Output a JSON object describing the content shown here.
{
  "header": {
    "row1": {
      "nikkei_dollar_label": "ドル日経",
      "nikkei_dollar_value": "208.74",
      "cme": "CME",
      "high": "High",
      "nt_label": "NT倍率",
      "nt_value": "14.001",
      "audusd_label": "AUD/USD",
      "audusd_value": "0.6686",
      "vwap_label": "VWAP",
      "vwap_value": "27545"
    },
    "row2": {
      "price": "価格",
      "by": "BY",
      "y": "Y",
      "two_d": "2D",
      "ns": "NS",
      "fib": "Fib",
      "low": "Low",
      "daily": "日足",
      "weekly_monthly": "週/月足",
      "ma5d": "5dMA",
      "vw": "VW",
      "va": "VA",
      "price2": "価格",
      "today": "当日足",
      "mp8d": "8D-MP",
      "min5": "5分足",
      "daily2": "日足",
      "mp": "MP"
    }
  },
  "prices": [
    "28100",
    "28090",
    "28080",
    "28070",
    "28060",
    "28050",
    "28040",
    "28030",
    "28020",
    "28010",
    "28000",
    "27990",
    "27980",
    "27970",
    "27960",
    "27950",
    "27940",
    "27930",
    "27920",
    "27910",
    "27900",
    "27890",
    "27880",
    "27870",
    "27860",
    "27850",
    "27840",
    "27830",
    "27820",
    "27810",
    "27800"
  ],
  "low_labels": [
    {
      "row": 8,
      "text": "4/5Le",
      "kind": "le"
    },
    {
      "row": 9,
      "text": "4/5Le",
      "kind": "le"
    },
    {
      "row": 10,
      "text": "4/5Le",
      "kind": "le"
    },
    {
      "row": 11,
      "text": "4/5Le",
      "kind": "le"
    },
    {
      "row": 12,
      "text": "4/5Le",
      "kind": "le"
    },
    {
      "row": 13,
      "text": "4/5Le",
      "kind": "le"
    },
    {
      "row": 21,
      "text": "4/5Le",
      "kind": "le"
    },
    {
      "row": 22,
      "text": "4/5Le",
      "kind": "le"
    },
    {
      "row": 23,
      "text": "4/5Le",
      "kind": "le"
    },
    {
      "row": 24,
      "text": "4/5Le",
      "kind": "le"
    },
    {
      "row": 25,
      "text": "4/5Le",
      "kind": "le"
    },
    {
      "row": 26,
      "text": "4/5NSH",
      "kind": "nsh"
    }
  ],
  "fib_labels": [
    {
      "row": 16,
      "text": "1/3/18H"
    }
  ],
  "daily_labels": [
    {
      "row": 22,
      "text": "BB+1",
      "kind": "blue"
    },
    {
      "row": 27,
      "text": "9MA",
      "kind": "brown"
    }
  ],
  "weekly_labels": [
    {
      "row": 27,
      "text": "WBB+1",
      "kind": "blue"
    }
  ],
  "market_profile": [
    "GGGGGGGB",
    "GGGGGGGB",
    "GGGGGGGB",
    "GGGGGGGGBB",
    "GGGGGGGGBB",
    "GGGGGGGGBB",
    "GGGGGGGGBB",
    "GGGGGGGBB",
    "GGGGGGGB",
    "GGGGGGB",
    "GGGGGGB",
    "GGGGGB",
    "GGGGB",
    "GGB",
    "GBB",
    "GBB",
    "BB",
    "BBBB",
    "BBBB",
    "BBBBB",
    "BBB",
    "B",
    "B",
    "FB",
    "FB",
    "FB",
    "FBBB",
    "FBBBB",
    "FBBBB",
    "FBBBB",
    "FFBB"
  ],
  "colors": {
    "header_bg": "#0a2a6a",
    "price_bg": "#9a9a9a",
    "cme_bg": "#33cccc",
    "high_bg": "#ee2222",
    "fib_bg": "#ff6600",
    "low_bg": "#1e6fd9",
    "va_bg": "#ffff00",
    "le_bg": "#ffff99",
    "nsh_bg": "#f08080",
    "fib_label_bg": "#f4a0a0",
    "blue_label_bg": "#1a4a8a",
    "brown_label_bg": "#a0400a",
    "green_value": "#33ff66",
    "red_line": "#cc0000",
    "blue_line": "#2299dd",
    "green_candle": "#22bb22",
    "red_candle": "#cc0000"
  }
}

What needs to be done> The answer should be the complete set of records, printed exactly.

Response to the task>
Output a JSON object describing the content shown here.
{
  "header": {
    "row1": {
      "nikkei_dollar_label": "ドル日経",
      "nikkei_dollar_value": "208.74",
      "cme": "CME",
      "high": "High",
      "nt_label": "NT倍率",
      "nt_value": "14.001",
      "audusd_label": "AUD/USD",
      "audusd_value": "0.6686",
      "vwap_label": "VWAP",
      "vwap_value": "27545"
    },
    "row2": {
      "price": "価格",
      "by": "BY",
      "y": "Y",
      "two_d": "2D",
      "ns": "NS",
      "fib": "Fib",
      "low": "Low",
      "daily": "日足",
      "weekly_monthly": "週/月足",
      "ma5d": "5dMA",
      "vw": "VW",
      "va": "VA",
      "price2": "価格",
      "today": "当日足",
      "mp8d": "8D-MP",
      "min5": "5分足",
      "daily2": "日足",
      "mp": "MP"
    }
  },
  "prices": [
    "28100",
    "28090",
    "28080",
    "28070",
    "28060",
    "28050",
    "28040",
    "28030",
    "28020",
    "28010",
    "28000",
    "27990",
    "27980",
    "27970",
    "27960",
    "27950",
    "27940",
    "27930",
    "27920",
    "27910",
    "27900",
    "27890",
    "27880",
    "27870",
    "27860",
    "27850",
    "27840",
    "27830",
    "27820",
    "27810",
    "27800"
  ],
  "low_labels": [
    {
      "row": 8,
      "text": "4/5Le",
      "kind": "le"
    },
    {
      "row": 9,
      "text": "4/5Le",
      "kind": "le"
    },
    {
      "row": 10,
      "text": "4/5Le",
      "kind": "le"
    },
    {
      "row": 11,
      "text": "4/5Le",
      "kind": "le"
    },
    {
      "row": 12,
      "text": "4/5Le",
      "kind": "le"
    },
    {
      "row": 13,
      "text": "4/5Le",
      "kind": "le"
    },
    {
      "row": 21,
      "text": "4/5Le",
      "kind": "le"
    },
    {
      "row": 22,
      "text": "4/5Le",
      "kind": "le"
    },
    {
      "row": 23,
      "text": "4/5Le",
      "kind": "le"
    },
    {
      "row": 24,
      "text": "4/5Le",
      "kind": "le"
    },
    {
      "row": 25,
      "text": "4/5Le",
      "kind": "le"
    },
    {
      "row": 26,
      "text": "4/5NSH",
      "kind": "nsh"
    }
  ],
  "fib_labels": [
    {
      "row": 16,
      "text": "1/3/18H"
    }
  ],
  "daily_labels": [
    {
      "row": 22,
      "text": "BB+1",
      "kind": "blue"
    },
    {
      "row": 27,
      "text": "9MA",
      "kind": "brown"
    }
  ],
  "weekly_labels": [
    {
      "row": 27,
      "text": "WBB+1",
      "kind": "blue"
    }
  ],
  "market_profile": [
    "GGGGGGGB",
    "GGGGGGGB",
    "GGGGGGGB",
    "GGGGGGGGBB",
    "GGGGGGGGBB",
    "GGGGGGGGBB",
    "GGGGGGGGBB",
    "GGGGGGGBB",
    "GGGGGGGB",
    "GGGGGGB",
    "GGGGGGB",
    "GGGGGB",
    "GGGGB",
    "GGB",
    "GBB",
    "GBB",
    "BB",
    "BBBB",
    "BBBB",
    "BBBBB",
    "BBB",
    "B",
    "B",
    "FB",
    "FB",
    "FB",
    "FBBB",
    "FBBBB",
    "FBBBB",
    "FBBBB",
    "FFBB"
  ],
  "colors": {
    "header_bg": "#0a2a6a",
    "price_bg": "#9a9a9a",
    "cme_bg": "#33cccc",
    "high_bg": "#ee2222",
    "fib_bg": "#ff6600",
    "low_bg": "#1e6fd9",
    "va_bg": "#ffff00",
    "le_bg": "#ffff99",
    "nsh_bg": "#f08080",
    "fib_label_bg": "#f4a0a0",
    "blue_label_bg": "#1a4a8a",
    "brown_label_bg": "#a0400a",
    "green_value": "#33ff66",
    "red_line": "#cc0000",
    "blue_line": "#2299dd",
    "green_candle": "#22bb22",
    "red_candle": "#cc0000"
  }
}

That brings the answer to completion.